IDEAS home Printed from https://ideas.repec.org/
MyIDEAS: Log in (now much improved!) to save this article

Earnings losses of displaced workers and the business cycle: An analysis with administrative data

Listed author(s):
  • Couch, Kenneth A.
  • Jolly, Nicholas A.
  • Placzek, Dana W.

This paper examines the earnings losses of displaced workers over the business cycle. Long-term earnings losses for these workers during a recessionary period are 1.7 to 3.9 times larger than for those observed during a period of economic growth.

If you experience problems downloading a file, check if you have the proper application to view it first. In case of further problems read the IDEAS help page. Note that these files are not on the IDEAS site. Please be patient as the files may be large.

File URL: http://www.sciencedirect.com/science/article/pii/S0165-1765(10)00443-X
Download Restriction: Full text for ScienceDirect subscribers only

As the access to this document is restricted, you may want to look for a different version under "Related research" (further below) or search for a different version of it.

Article provided by Elsevier in its journal Economics Letters.

Volume (Year): 111 (2011)
Issue (Month): 1 (April)
Pages: 16-19

as
in new window

Handle: RePEc:eee:ecolet:v:111:y:2011:i:1:p:16-19
Contact details of provider: Web page: http://www.elsevier.com/locate/ecolet

References listed on IDEAS
Please report citation or reference errors to , or , if you are the registered author of the cited work, log in to your RePEc Author Service profile, click on "citations" and make appropriate adjustments.:

as
in new window


  1. Jacobson, Louis S & LaLonde, Robert J & Sullivan, Daniel G, 1993. "Earnings Losses of Displaced Workers," American Economic Review, American Economic Association, vol. 83(4), pages 685-709, September.
  2. Kenneth A. Couch & Dana W. Placzek, 2010. "Earnings Losses of Displaced Workers Revisited," American Economic Review, American Economic Association, vol. 100(1), pages 572-589, March.
  3. David S. Kaplan & Raymond Robertson & Gabriel Martínez González, 2005. "What Happens to Wages after Displacement?," ECONOMIA JOURNAL OF THE LATIN AMERICAN AND CARIBBEAN ECONOMIC ASSOCIATION, ECONOMIA JOURNAL OF THE LATIN AMERICAN AND CARIBBEAN ECONOMIC ASSOCIATION, vol. 0(Spring 20), pages 197-242, January.
  4. Louis S. Jacobson & Robert J. LaLonde & Daniel G. Sullivan, 1993. "Long-term earnings losses of high-seniority displaced workers," Economic Perspectives, Federal Reserve Bank of Chicago, issue Nov, pages 2-20.
  5. Marie Howland & George E. Peterson, 1988. "Labor Market Conditions and the Reemployment of Displaced Workers," ILR Review, Cornell University, ILR School, vol. 42(1), pages 109-122, October.
  6. repec:pri:indrel:dsp017h149p863 is not listed on IDEAS
  7. Henry S. Farber, 1997. "The Changing Face of Job Loss in the United States, 1981-1995," Working Papers 761, Princeton University, Department of Economics, Industrial Relations Section..
Full references (including those not matched with items on IDEAS)

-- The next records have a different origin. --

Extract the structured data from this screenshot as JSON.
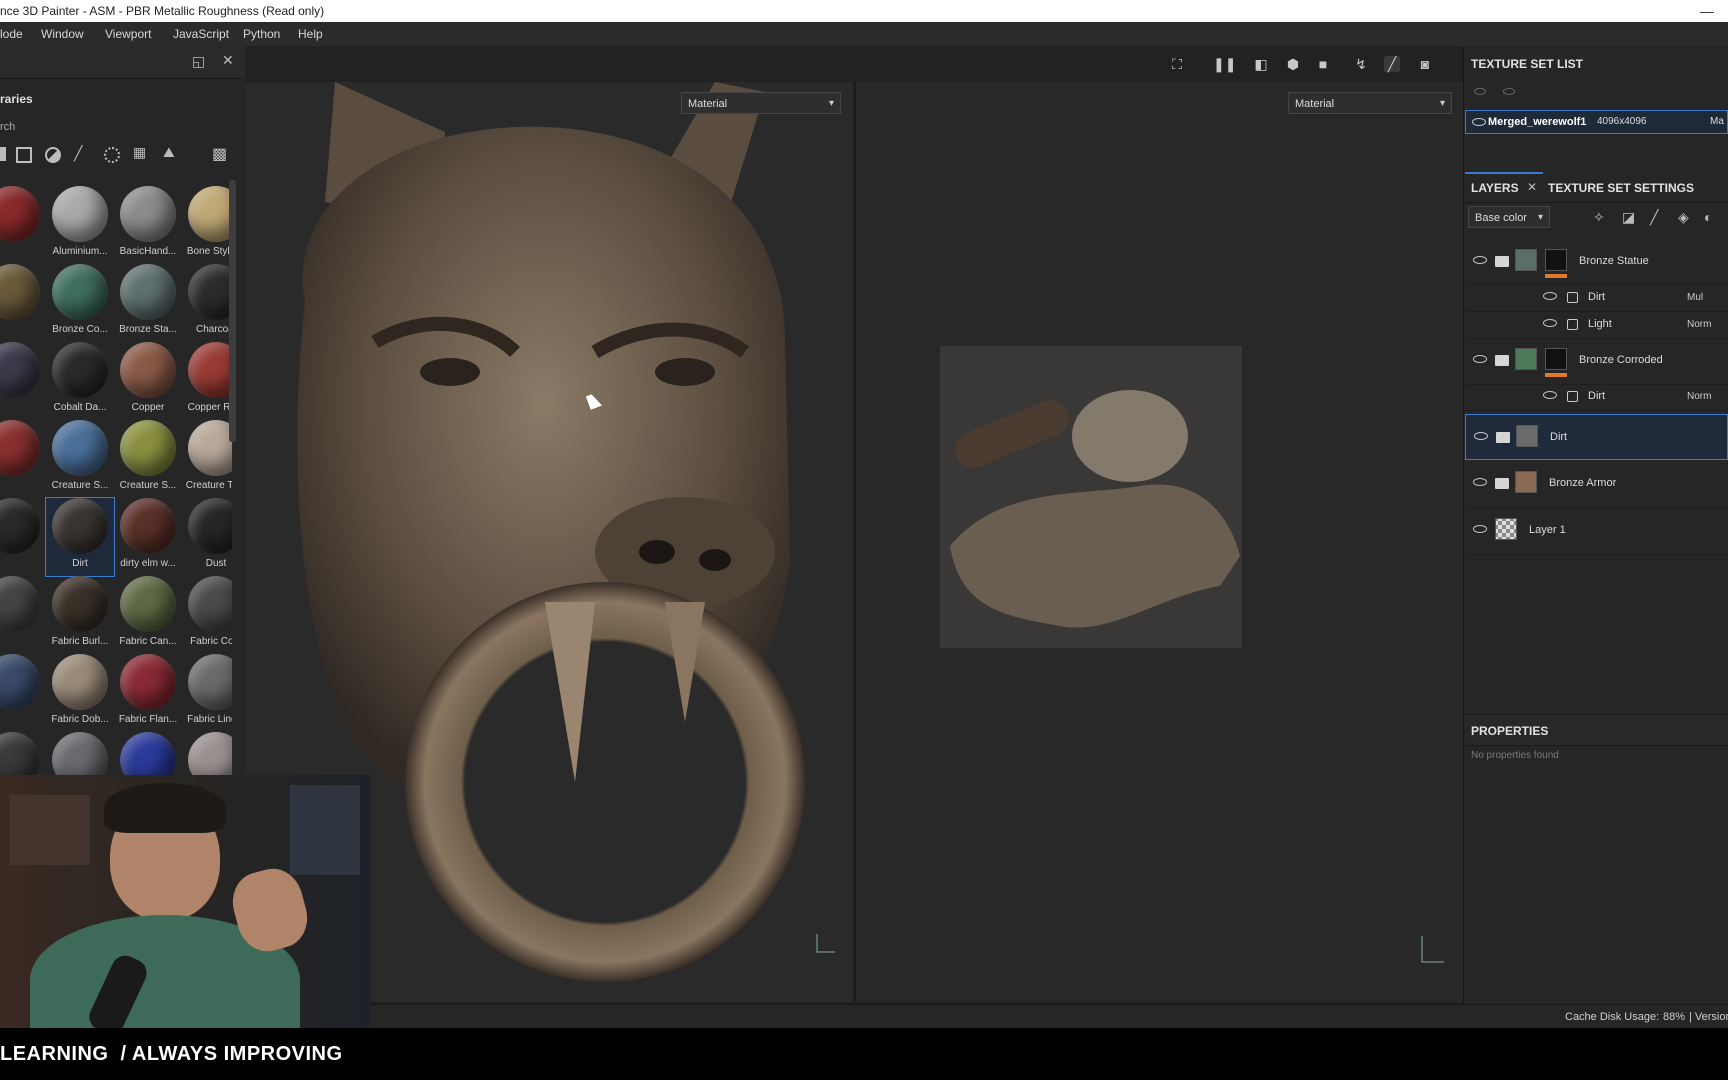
{
  "window": {
    "title": "nce 3D Painter - ASM - PBR Metallic Roughness (Read only)",
    "minimize_glyph": "—"
  },
  "menu": [
    "lode",
    "Window",
    "Viewport",
    "JavaScript",
    "Python",
    "Help"
  ],
  "shelf": {
    "title": "raries",
    "search_label": "rch",
    "materials": [
      {
        "label": "",
        "color": "#8a2a2a"
      },
      {
        "label": "Aluminium...",
        "color": "#a9a9a9"
      },
      {
        "label": "BasicHand...",
        "color": "#8c8c8c"
      },
      {
        "label": "Bone Styliz...",
        "color": "#bfa874"
      },
      {
        "label": "",
        "color": "#6a5a3a"
      },
      {
        "label": "Bronze Co...",
        "color": "#3f6f5c"
      },
      {
        "label": "Bronze Sta...",
        "color": "#5f7070"
      },
      {
        "label": "Charcoal",
        "color": "#2c2c2c"
      },
      {
        "label": "",
        "color": "#3a3a4a"
      },
      {
        "label": "Cobalt Da...",
        "color": "#2a2a2a"
      },
      {
        "label": "Copper",
        "color": "#8a5a48"
      },
      {
        "label": "Copper Re...",
        "color": "#9a3a34"
      },
      {
        "label": "",
        "color": "#8a3030"
      },
      {
        "label": "Creature S...",
        "color": "#4a6f9a"
      },
      {
        "label": "Creature S...",
        "color": "#8a9040"
      },
      {
        "label": "Creature Te...",
        "color": "#b8a89a"
      },
      {
        "label": "",
        "color": "#2a2a2a"
      },
      {
        "label": "Dirt",
        "color": "#3a3532"
      },
      {
        "label": "dirty elm w...",
        "color": "#5a3028"
      },
      {
        "label": "Dust",
        "color": "#262626"
      },
      {
        "label": "",
        "color": "#444"
      },
      {
        "label": "Fabric Burl...",
        "color": "#3a3028"
      },
      {
        "label": "Fabric Can...",
        "color": "#5e6a44"
      },
      {
        "label": "Fabric Co...",
        "color": "#4a4a4a"
      },
      {
        "label": "",
        "color": "#3a4a6a"
      },
      {
        "label": "Fabric Dob...",
        "color": "#9a8a78"
      },
      {
        "label": "Fabric Flan...",
        "color": "#8a2a34"
      },
      {
        "label": "Fabric Line...",
        "color": "#6a6a6a"
      },
      {
        "label": "",
        "color": "#3a3a3a"
      },
      {
        "label": "",
        "color": "#6a6a70"
      },
      {
        "label": "",
        "color": "#2a3a9a"
      },
      {
        "label": "",
        "color": "#9a9090"
      }
    ],
    "selected_index": 17
  },
  "viewport": {
    "left_mode": "Material",
    "right_mode": "Material"
  },
  "texture_set_list": {
    "title": "TEXTURE SET LIST",
    "item_name": "Merged_werewolf1",
    "item_size": "4096x4096",
    "item_extra": "Ma"
  },
  "layers_panel": {
    "tab_layers": "LAYERS",
    "tab_settings": "TEXTURE SET SETTINGS",
    "channel": "Base color",
    "layers": [
      {
        "name": "Bronze Statue",
        "type": "folder"
      },
      {
        "name": "Dirt",
        "type": "effect",
        "blend": "Mul"
      },
      {
        "name": "Light",
        "type": "effect",
        "blend": "Norm"
      },
      {
        "name": "Bronze Corroded",
        "type": "folder"
      },
      {
        "name": "Dirt",
        "type": "effect",
        "blend": "Norm"
      },
      {
        "name": "Dirt",
        "type": "folder"
      },
      {
        "name": "Bronze Armor",
        "type": "folder"
      },
      {
        "name": "Layer 1",
        "type": "layer"
      }
    ]
  },
  "properties": {
    "title": "PROPERTIES",
    "empty_text": "No properties found"
  },
  "status": {
    "cache": "Cache Disk Usage:",
    "cache_value": "88%",
    "version": "| Version"
  },
  "banner": {
    "text": "LEARNING  / ALWAYS IMPROVING"
  },
  "colors": {
    "accent": "#3b7bd6",
    "mask_orange": "#e07a2a"
  }
}
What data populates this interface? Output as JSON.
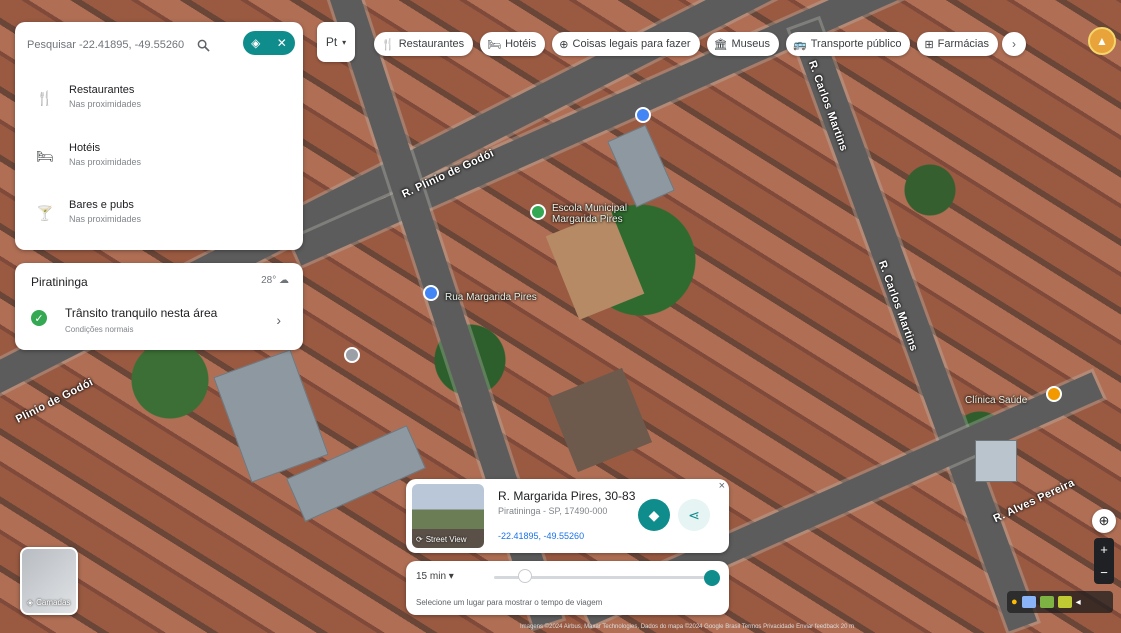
{
  "search": {
    "placeholder": "Pesquisar -22.41895, -49.55260",
    "search_icon": "search-icon",
    "pill_icons": [
      "directions-icon",
      "close-icon"
    ]
  },
  "categories": [
    {
      "icon": "restaurant-icon",
      "title": "Restaurantes",
      "subtitle": "Nas proximidades"
    },
    {
      "icon": "hotel-icon",
      "title": "Hotéis",
      "subtitle": "Nas proximidades"
    },
    {
      "icon": "bar-icon",
      "title": "Bares e pubs",
      "subtitle": "Nas proximidades"
    }
  ],
  "traffic": {
    "city": "Piratininga",
    "temperature": "28°",
    "status": "Trânsito tranquilo nesta área",
    "status_sub": "Condições normais"
  },
  "top_chips": {
    "language": "Pt",
    "items": [
      {
        "icon": "restaurant-icon",
        "label": "Restaurantes"
      },
      {
        "icon": "hotel-icon",
        "label": "Hotéis"
      },
      {
        "icon": "things-to-do-icon",
        "label": "Coisas legais para fazer"
      },
      {
        "icon": "museum-icon",
        "label": "Museus"
      },
      {
        "icon": "transit-icon",
        "label": "Transporte público"
      },
      {
        "icon": "pharmacy-icon",
        "label": "Farmácias"
      }
    ]
  },
  "map": {
    "roads": [
      "R. Plinio de Godói",
      "Plinio de Godói",
      "R. Carlos Martins",
      "R. Carlos Martins",
      "R. Alves Pereira"
    ],
    "pois": [
      "Escola Municipal Margarida Pires",
      "Rua Margarida Pires",
      "Clínica Saúde"
    ]
  },
  "place_card": {
    "title": "R. Margarida Pires, 30-83",
    "subtitle": "Piratininga - SP, 17490-000",
    "coords": "-22.41895, -49.55260",
    "thumb_label": "Street View"
  },
  "time": {
    "mode": "15 min",
    "hint": "Selecione um lugar para mostrar o tempo de viagem"
  },
  "layers": {
    "label": "Camadas"
  },
  "attribution": "Imagens ©2024 Airbus, Maxar Technologies, Dados do mapa ©2024 Google  Brasil  Termos  Privacidade  Enviar feedback  20 m",
  "colors": {
    "accent": "#0f8c8c",
    "traffic_ok": "#34a853",
    "link": "#1a73e8"
  }
}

This item is not listed on Wikipedia, on a reading list or among the top items on IDEAS.

When requesting a correction, please mention this item's handle: RePEc:eee:ecolet:v:111:y:2011:i:1:p:16-19. See general information about how to correct material in RePEc.

For technical questions regarding this item, or to correct its authors, title, abstract, bibliographic or download information, contact: (Dana Niculescu)

If you have authored this item and are not yet registered with RePEc, we encourage you to do it here. This allows to link your profile to this item. It also allows you to accept potential citations to this item that we are uncertain about.

If references are entirely missing, you can add them using this form.

If the full references list an item that is present in RePEc, but the system did not link to it, you can help with this form.

If you know of missing items citing this one, you can help us creating those links by adding the relevant references in the same way as above, for each refering item. If you are a registered author of this item, you may also want to check the "citations" tab in your profile, as there may be some citations waiting for confirmation.

Please note that corrections may take a couple of weeks to filter through the various RePEc services.

This information is provided to you by IDEAS at the Research Division of the Federal Reserve Bank of St. Louis using RePEc data.